PROBLEM DETAILS
Send back the entries exactly as they were given.

INPUT DATA

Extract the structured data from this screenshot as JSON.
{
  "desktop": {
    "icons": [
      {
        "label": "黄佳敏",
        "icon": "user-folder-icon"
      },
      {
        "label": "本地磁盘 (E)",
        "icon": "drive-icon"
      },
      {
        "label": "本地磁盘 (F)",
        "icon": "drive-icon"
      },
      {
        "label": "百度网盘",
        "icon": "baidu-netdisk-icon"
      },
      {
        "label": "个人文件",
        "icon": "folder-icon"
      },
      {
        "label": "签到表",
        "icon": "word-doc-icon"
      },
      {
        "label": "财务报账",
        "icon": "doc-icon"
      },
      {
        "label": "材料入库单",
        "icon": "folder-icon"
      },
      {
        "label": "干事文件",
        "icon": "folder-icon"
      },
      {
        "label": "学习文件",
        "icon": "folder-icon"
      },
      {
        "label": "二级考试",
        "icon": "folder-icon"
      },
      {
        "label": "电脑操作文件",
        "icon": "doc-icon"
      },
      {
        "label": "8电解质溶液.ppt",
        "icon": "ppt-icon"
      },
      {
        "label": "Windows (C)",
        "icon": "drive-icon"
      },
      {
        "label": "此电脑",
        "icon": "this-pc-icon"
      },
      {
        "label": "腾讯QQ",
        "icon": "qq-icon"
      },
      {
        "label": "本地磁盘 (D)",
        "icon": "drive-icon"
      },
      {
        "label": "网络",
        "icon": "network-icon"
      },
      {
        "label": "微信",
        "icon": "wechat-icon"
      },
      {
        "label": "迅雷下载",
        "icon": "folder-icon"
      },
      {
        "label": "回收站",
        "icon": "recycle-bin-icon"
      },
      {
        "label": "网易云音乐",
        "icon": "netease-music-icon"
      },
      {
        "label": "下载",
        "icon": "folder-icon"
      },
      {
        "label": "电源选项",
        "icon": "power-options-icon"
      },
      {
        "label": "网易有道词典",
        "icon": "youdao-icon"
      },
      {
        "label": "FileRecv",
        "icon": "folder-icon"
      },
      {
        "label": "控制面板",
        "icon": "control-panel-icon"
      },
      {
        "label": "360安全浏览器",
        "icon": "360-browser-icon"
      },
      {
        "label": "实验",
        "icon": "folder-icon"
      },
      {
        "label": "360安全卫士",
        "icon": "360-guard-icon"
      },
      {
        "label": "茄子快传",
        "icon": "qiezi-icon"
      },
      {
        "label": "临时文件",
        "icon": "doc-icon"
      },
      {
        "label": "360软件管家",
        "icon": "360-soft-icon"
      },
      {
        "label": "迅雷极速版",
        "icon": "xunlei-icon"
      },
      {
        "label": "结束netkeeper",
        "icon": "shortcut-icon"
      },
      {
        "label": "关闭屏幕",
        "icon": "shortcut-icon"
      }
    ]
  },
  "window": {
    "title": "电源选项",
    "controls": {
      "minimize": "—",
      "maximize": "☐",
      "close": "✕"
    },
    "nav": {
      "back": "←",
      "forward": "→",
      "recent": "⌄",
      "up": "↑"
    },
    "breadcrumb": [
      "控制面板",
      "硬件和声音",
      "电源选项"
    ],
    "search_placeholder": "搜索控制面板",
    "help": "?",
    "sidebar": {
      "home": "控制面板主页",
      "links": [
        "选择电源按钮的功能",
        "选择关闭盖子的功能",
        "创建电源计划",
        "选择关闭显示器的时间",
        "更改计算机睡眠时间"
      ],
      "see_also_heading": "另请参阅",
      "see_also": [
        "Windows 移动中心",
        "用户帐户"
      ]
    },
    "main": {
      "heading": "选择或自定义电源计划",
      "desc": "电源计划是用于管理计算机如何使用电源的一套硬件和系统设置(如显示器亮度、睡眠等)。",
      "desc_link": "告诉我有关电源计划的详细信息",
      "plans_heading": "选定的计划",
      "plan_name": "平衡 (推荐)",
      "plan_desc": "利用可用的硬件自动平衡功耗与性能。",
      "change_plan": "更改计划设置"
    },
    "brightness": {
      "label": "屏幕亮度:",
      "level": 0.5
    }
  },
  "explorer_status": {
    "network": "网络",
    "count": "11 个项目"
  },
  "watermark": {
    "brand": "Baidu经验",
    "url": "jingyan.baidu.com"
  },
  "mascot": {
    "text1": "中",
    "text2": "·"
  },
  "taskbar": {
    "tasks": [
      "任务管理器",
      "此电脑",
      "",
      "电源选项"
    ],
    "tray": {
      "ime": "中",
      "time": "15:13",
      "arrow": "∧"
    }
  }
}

ANSWER SECTION
Extract the structured data from this screenshot as JSON.
{
  "desktop": {
    "icons": [
      {
        "label": "黄佳敏",
        "icon": "user-folder-icon"
      },
      {
        "label": "本地磁盘 (E)",
        "icon": "drive-icon"
      },
      {
        "label": "本地磁盘 (F)",
        "icon": "drive-icon"
      },
      {
        "label": "百度网盘",
        "icon": "baidu-netdisk-icon"
      },
      {
        "label": "个人文件",
        "icon": "folder-icon"
      },
      {
        "label": "签到表",
        "icon": "word-doc-icon"
      },
      {
        "label": "财务报账",
        "icon": "doc-icon"
      },
      {
        "label": "材料入库单",
        "icon": "folder-icon"
      },
      {
        "label": "干事文件",
        "icon": "folder-icon"
      },
      {
        "label": "学习文件",
        "icon": "folder-icon"
      },
      {
        "label": "二级考试",
        "icon": "folder-icon"
      },
      {
        "label": "电脑操作文件",
        "icon": "doc-icon"
      },
      {
        "label": "8电解质溶液.ppt",
        "icon": "ppt-icon"
      },
      {
        "label": "Windows (C)",
        "icon": "drive-icon"
      },
      {
        "label": "此电脑",
        "icon": "this-pc-icon"
      },
      {
        "label": "腾讯QQ",
        "icon": "qq-icon"
      },
      {
        "label": "本地磁盘 (D)",
        "icon": "drive-icon"
      },
      {
        "label": "网络",
        "icon": "network-icon"
      },
      {
        "label": "微信",
        "icon": "wechat-icon"
      },
      {
        "label": "迅雷下载",
        "icon": "folder-icon"
      },
      {
        "label": "回收站",
        "icon": "recycle-bin-icon"
      },
      {
        "label": "网易云音乐",
        "icon": "netease-music-icon"
      },
      {
        "label": "下载",
        "icon": "folder-icon"
      },
      {
        "label": "电源选项",
        "icon": "power-options-icon"
      },
      {
        "label": "网易有道词典",
        "icon": "youdao-icon"
      },
      {
        "label": "FileRecv",
        "icon": "folder-icon"
      },
      {
        "label": "控制面板",
        "icon": "control-panel-icon"
      },
      {
        "label": "360安全浏览器",
        "icon": "360-browser-icon"
      },
      {
        "label": "实验",
        "icon": "folder-icon"
      },
      {
        "label": "360安全卫士",
        "icon": "360-guard-icon"
      },
      {
        "label": "茄子快传",
        "icon": "qiezi-icon"
      },
      {
        "label": "临时文件",
        "icon": "doc-icon"
      },
      {
        "label": "360软件管家",
        "icon": "360-soft-icon"
      },
      {
        "label": "迅雷极速版",
        "icon": "xunlei-icon"
      },
      {
        "label": "结束netkeeper",
        "icon": "shortcut-icon"
      },
      {
        "label": "关闭屏幕",
        "icon": "shortcut-icon"
      }
    ]
  },
  "window": {
    "title": "电源选项",
    "controls": {
      "minimize": "—",
      "maximize": "☐",
      "close": "✕"
    },
    "nav": {
      "back": "←",
      "forward": "→",
      "recent": "⌄",
      "up": "↑"
    },
    "breadcrumb": [
      "控制面板",
      "硬件和声音",
      "电源选项"
    ],
    "search_placeholder": "搜索控制面板",
    "help": "?",
    "sidebar": {
      "home": "控制面板主页",
      "links": [
        "选择电源按钮的功能",
        "选择关闭盖子的功能",
        "创建电源计划",
        "选择关闭显示器的时间",
        "更改计算机睡眠时间"
      ],
      "see_also_heading": "另请参阅",
      "see_also": [
        "Windows 移动中心",
        "用户帐户"
      ]
    },
    "main": {
      "heading": "选择或自定义电源计划",
      "desc": "电源计划是用于管理计算机如何使用电源的一套硬件和系统设置(如显示器亮度、睡眠等)。",
      "desc_link": "告诉我有关电源计划的详细信息",
      "plans_heading": "选定的计划",
      "plan_name": "平衡 (推荐)",
      "plan_desc": "利用可用的硬件自动平衡功耗与性能。",
      "change_plan": "更改计划设置"
    },
    "brightness": {
      "label": "屏幕亮度:",
      "level": 0.5
    }
  },
  "explorer_status": {
    "network": "网络",
    "count": "11 个项目"
  },
  "watermark": {
    "brand": "Baidu经验",
    "url": "jingyan.baidu.com"
  },
  "mascot": {
    "text1": "中",
    "text2": "·"
  },
  "taskbar": {
    "tasks": [
      "任务管理器",
      "此电脑",
      "",
      "电源选项"
    ],
    "tray": {
      "ime": "中",
      "time": "15:13",
      "arrow": "∧"
    }
  }
}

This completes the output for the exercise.